Hopengarten is a Largo resident and owner of Westchase Group, a local real estate development company behind a planned two-story office building at 701 Highland Ave., just north of City Hall. He came to Tuesday's commission meeting to make a sales pitch. Instead of building your own data center, he said, why not rent space in my new building?
Hopengarten would ask the city to pay for upgrading his building, which he is not constructing until he has tenants, to withstand a Category 5 storm. But even with that $350,000 expense, according to Hopengarten's estimates, renting space in his building would still save the city about $1 million.
"I could offer them nearly twice the space for about two-thirds the price," Hopengarten said. "It'd essentially become a built-to-suit for them."

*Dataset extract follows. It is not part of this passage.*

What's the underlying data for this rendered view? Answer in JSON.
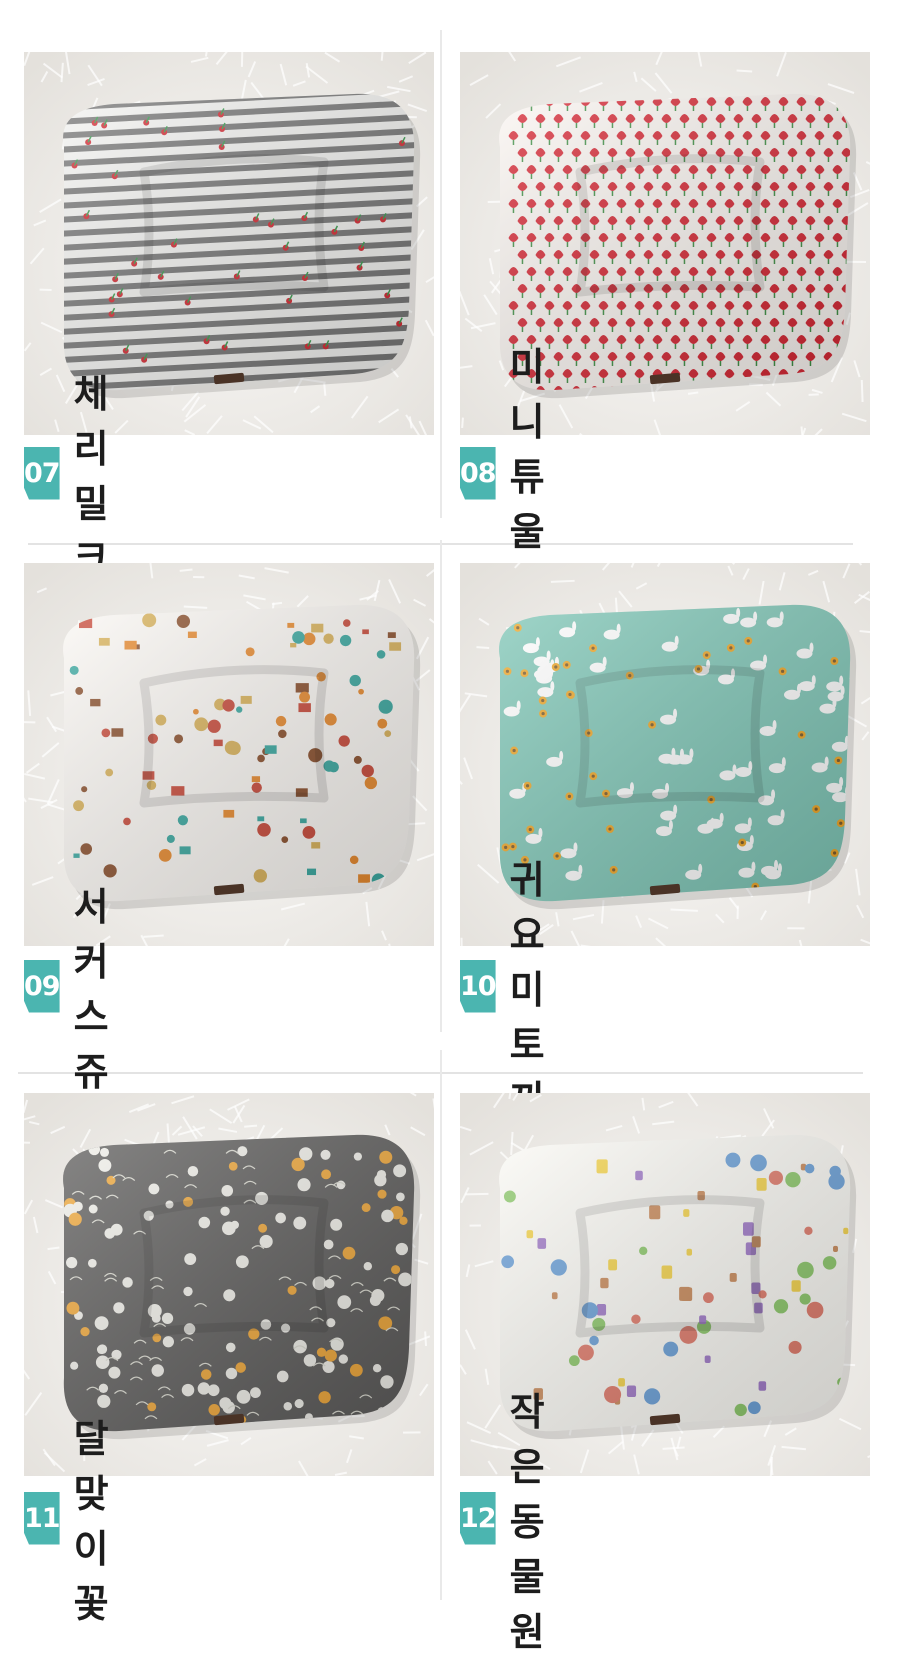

Commissioner Curtis Holmes, who met with Hopengarten a week or so before Tuesday's meeting, said Tuesday night that he wanted to schedule a full presentation from Hopengarten.
The rest of the commission was not as enthused.
"Obviously his comments were a bit self-serving, since he has this building ... and he doesn't have tenants yet," said Gerard, who clarified after the meeting that she has no problem exploring data center alternatives, but the city would need to put out a request for proposals to let others express interest.
"We can't just look at his proposal and not do an RFP (request for proposals); that's not how we do business," Gerard said.
Assistant City Manager Henry Schubert said the staff will review Hopengarten's proposal and give analysis and a recommendation to commissioners.
Holmes was miffed that his colleagues so quickly dismissed what he thought was a good idea.
"This man is building a building in Largo that the city will get property tax income from. Why would you blow him off like that?" he said. "In my opinion, it's a very viable plan."
Gerard was not as swayed by Hopengarten's proposal.
"He didn't make any points that compelled me," she said.
Will Hobson can be reached at (727) 445-4167 or [email protected] To write a letter to the editor, go to tampabay.com/letters.